It’s Stern’s keen instinct for marketing both himself and his policies that have kept him from the public shaming you’d expect to greet a three-lockout commish. During the labor strife of the 1990s, which centered on the league’s efforts to close the myriad loopholes in the salary cap and wrap its arms around the galactic piles of TV and licensing money that few could have envisioned in 1983, Stern and the owners devised a public relations strategy around the twin Selig-ian ideas that the league was hurting for money (it wasn’t) and that its players were a bunch of loutish and entitled greedheads with little stake in the game itself (“Nasty, Brutish Athletes,” as a Wall Street Journal op-ed put it). This was an easy sell so soon after baseball’s vaporized 1994 season. “If a young player blows off practice, he knows the worst that can happen is that the club will fine him. … But what if he makes so much, he doesn’t care?” Phoenix Suns executive Cotton Fitzsimmons toldSports Illustrated, which seemed to appreciate the notion of bringing “to heel … the league’s whining young players.”

The league emerged from that lockout holding one of the more absurdly management-friendly CBAs in sports, on the strength of such collusive provisions as the maximum contract (something is seriously amiss when you have both Stephon Marbury and the Sherman Act arrayed convincingly against you). The cost-saving mechanisms built in to the 1999 agreement have cosseted Stern from criticism that he has failed to diversify and modernize the NBA’s revenue streams much beyond ticket sales and Dazzling Dunks and Basketball Bloopers, the way Major League Baseball has with its wildly successful digital media arm.

The NBA commissioner has a uniquely difficult job.
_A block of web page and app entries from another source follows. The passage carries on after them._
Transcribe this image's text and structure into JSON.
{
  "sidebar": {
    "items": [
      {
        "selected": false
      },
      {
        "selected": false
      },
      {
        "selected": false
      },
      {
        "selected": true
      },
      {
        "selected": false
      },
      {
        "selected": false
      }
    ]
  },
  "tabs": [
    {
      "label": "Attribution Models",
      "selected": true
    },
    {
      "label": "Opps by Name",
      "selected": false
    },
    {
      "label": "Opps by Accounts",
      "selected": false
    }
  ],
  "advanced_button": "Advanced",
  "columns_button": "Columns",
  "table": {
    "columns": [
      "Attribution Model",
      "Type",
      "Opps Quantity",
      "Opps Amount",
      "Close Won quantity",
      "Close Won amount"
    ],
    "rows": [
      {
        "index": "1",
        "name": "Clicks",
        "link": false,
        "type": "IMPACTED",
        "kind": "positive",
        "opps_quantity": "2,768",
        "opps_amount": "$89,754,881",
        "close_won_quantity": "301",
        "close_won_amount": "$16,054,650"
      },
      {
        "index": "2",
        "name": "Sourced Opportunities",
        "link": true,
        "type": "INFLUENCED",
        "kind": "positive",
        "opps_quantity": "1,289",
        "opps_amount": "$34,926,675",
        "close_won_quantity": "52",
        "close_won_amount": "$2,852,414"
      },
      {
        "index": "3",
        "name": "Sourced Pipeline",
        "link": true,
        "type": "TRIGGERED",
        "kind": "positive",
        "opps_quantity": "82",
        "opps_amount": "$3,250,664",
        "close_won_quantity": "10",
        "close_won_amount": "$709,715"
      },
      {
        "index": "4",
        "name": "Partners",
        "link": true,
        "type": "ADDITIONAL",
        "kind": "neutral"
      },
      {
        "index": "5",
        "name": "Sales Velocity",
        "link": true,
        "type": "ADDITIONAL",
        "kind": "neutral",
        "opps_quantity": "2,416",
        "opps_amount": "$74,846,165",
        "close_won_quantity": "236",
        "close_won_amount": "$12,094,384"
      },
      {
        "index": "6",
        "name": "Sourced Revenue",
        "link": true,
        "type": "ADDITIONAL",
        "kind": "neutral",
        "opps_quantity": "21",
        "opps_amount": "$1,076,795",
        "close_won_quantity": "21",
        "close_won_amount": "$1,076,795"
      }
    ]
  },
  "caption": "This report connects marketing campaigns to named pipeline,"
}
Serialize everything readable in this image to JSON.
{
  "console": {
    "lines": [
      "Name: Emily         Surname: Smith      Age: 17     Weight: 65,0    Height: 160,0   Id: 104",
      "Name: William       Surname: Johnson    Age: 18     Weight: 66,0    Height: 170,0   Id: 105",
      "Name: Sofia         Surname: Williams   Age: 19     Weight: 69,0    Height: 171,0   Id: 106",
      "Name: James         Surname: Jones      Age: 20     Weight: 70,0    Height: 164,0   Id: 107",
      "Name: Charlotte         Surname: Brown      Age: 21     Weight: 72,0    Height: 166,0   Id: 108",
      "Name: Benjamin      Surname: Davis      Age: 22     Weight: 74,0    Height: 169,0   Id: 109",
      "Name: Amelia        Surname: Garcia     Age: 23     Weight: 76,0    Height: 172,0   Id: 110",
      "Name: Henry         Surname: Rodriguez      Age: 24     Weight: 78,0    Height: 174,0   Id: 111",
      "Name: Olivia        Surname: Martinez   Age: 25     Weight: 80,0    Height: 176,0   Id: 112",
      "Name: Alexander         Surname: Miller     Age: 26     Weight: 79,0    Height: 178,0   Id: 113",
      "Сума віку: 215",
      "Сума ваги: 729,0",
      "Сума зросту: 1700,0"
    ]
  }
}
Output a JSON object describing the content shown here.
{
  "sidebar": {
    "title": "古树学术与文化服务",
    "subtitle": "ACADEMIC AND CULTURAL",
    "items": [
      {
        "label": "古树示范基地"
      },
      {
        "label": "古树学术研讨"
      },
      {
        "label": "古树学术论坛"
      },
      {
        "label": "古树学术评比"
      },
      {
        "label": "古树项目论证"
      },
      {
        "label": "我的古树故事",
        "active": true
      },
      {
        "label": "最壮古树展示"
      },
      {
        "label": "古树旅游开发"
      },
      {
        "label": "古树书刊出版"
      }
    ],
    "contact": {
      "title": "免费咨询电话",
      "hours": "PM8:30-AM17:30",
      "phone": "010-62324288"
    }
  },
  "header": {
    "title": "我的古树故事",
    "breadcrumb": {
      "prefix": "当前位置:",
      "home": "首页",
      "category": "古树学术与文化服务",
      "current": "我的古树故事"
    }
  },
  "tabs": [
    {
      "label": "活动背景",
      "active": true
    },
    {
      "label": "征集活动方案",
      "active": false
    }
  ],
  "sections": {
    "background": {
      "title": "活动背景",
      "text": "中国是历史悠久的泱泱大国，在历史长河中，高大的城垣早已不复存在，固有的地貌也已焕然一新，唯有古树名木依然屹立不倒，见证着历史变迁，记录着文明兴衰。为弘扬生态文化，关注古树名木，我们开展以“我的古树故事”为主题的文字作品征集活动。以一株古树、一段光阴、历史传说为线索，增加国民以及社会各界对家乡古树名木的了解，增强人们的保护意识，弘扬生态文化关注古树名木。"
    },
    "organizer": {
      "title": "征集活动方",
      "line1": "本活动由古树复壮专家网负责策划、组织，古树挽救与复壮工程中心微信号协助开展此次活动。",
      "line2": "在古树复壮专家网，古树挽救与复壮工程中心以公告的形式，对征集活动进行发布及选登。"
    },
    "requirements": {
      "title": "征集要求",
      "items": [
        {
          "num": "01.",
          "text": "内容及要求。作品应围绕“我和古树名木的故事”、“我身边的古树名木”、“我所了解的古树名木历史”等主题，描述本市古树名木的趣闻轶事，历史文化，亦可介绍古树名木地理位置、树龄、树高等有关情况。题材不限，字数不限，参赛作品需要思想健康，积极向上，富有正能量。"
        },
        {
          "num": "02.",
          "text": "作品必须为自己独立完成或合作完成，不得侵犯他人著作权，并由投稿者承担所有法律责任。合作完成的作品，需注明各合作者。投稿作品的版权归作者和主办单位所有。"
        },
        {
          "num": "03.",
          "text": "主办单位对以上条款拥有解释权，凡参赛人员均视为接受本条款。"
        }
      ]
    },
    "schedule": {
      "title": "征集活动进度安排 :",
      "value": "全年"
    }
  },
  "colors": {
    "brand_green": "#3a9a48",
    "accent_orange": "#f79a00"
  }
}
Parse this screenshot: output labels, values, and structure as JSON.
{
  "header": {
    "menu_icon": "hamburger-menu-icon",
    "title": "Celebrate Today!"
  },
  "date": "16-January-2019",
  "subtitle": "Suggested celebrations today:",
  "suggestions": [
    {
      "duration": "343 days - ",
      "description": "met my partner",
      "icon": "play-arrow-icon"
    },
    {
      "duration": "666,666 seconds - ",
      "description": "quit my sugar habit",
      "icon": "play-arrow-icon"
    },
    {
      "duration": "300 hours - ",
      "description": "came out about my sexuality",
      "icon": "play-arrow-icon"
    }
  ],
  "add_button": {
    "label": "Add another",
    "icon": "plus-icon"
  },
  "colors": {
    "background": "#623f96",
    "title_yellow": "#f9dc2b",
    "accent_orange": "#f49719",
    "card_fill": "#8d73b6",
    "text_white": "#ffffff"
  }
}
Nowhere else in sports does a commissioner have to hawk his game to the very suburban reactionaries who would turn it into a straw man for their own demographic nightmares. There has been a lot of glib talk in recent weeks that Stern has removed race from the conversation. In reality, he has merely sent it underground, where it burbles beneath everything from an official NBA magazine airbrushing out Allen Iverson’s tattoos to the Pacers-Pistons brawl to the league’s cynical and patronizing minimum-age rule.

Stern is by all accounts one of the few real liberals in the industry, and he has expressed misgivings over the shabby treatment of his players in the public square. But he has also implicitly accepted the premise of these retrograde grumblings about the NBA. We’re now in the third season of the league’s dress code, which mandates that players wear “business casual” attire whenever engaged in league activities and which the New York Times identified as part of “the NBA’s latest push to look a little less gangsta and a little more genteel.” This was pretty transparently a response to what everyone innocently called, in the wake of the Pacers-Pistons fight, the league’s “image problem,” as if it had sprouted organically from the floorboards of the Palace of Auburn Hills.

“We have a minimum standard that we set that reflects on the professionalism of our sport,” Stern told reporters, presenting his plan as the harmless sort of policy any company might adopt. Behind the scenes, he enforced the code with almost creepy vigor—the league initially determined compliance by photographing players as they entered and left the arena, fining them as warranted. It was vintage Stern. He had pandered to the wide reactionary streak in basketball’s audience that his handling of the lockout doubtlessly exacerbated. And he was rewarded with yet another piece of player autonomy, something that basketball’s authorities have felt, in the 25 years since Larry O’Brien left the boardroom, has been theirs to take.